Stink says that smelling peppermint makes you brainier

BrandonC holding his pack of peppermints and his copy of 'Stink and the World's Worst Super-Stinky Sneakers'.

In the photo above, Brandon is holding his copy of Stink and the World’s Worst Super-Stinky Sneakers (the third book in a popular series spun off from the also-popular Judy Moody books, both from author Megan McDonald) … and a roll of Trebor EXTRA STRONG peppermints.

At one point in the story, while riding in a car with his two best friends, the main character rattles off a series of odor-related factoids — including a claim that Smelling peppermint makes you brainier.

As it turns out, no peer-reviewed scientific study seems yet to have proven a link between the smell of peppermint oil and the beneficial effects being touted by aromatherapists — improvements in one’s concentration and the ability to put sustained effort into one’s work. A University of Cincinnati study conducted by a (now-deceased) Professor William N. Dember is sometimes referenced in support of such claims but, though he indeed seems to have been studying peppermint’s effect on the mind, no peer-reviewed studies seem to have been published in any major medical journals regarding this research.

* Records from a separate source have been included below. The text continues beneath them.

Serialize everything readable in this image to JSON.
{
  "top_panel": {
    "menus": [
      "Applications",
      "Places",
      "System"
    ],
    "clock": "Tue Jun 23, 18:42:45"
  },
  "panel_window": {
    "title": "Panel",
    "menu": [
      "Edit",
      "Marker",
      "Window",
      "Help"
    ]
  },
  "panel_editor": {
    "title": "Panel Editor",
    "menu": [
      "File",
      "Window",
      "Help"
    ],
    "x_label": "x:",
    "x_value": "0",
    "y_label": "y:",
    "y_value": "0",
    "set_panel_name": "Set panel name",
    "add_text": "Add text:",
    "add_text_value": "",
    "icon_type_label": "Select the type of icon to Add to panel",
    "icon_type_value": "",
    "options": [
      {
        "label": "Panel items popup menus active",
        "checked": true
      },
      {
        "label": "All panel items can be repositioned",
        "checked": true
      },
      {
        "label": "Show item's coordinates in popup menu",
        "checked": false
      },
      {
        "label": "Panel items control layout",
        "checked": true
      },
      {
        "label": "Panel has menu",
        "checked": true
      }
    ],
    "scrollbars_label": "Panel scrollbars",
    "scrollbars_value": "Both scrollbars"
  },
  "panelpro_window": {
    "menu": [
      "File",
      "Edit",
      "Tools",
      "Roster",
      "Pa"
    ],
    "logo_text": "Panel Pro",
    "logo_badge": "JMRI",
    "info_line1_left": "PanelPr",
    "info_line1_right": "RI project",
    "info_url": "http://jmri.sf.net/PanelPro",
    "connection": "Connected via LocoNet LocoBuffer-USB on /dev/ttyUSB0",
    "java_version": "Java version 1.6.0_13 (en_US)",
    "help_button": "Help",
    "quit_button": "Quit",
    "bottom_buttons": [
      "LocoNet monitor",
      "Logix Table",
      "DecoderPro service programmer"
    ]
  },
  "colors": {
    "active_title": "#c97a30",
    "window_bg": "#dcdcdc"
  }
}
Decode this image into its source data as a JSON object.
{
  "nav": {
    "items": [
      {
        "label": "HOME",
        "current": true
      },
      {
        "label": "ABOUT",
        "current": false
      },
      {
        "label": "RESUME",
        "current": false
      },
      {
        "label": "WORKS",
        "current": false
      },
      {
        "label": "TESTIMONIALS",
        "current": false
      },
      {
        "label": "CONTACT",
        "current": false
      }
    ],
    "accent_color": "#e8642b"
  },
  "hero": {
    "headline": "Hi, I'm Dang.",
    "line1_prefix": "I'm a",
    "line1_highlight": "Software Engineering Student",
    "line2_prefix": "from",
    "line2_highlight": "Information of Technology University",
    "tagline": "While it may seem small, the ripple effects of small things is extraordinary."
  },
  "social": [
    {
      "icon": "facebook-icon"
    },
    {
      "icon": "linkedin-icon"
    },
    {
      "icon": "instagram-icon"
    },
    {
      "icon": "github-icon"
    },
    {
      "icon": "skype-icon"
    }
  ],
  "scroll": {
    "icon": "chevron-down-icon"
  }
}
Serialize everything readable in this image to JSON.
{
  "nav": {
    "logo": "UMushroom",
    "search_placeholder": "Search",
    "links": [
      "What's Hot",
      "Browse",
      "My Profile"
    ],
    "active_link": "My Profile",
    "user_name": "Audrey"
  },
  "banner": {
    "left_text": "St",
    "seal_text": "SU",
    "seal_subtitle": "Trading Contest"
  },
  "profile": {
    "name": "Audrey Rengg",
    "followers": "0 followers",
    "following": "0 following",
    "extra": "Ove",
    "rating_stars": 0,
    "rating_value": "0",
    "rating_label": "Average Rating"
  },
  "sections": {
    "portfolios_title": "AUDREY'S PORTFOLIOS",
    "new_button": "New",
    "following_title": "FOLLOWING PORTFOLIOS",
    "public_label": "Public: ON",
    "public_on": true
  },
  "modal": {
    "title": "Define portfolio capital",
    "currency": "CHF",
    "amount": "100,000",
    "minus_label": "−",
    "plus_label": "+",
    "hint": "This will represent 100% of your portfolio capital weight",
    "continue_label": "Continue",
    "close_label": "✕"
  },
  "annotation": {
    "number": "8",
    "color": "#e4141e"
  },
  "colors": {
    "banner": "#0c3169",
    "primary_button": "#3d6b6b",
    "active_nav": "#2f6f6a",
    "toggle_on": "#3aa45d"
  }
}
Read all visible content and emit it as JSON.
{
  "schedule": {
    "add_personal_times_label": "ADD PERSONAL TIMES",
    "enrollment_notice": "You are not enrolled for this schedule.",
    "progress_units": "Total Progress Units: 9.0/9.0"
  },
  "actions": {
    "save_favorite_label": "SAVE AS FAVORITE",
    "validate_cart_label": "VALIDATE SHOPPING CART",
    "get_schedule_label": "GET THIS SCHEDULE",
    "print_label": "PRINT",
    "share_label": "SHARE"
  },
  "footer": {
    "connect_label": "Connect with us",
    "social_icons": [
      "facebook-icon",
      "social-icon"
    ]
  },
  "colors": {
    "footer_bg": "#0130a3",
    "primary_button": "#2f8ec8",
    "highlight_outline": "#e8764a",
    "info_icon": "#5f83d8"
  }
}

Interestingly enough, at least one US school principal has attempted to harness the as-yet-unproven power of peppermint to improve her students’ standardized test scores. She distributed peppermint candies, like the Trebor mints, to students at her school in 2007 ahead of statewide standardized tests. A Washington Post story, The Power of Peppermint Is Put to the Test dating from around the same time as the NPR report has more information, including quotes from a colleague of Dr. Dember and hints that some other schools are also handing out peppermints to their students from time to time.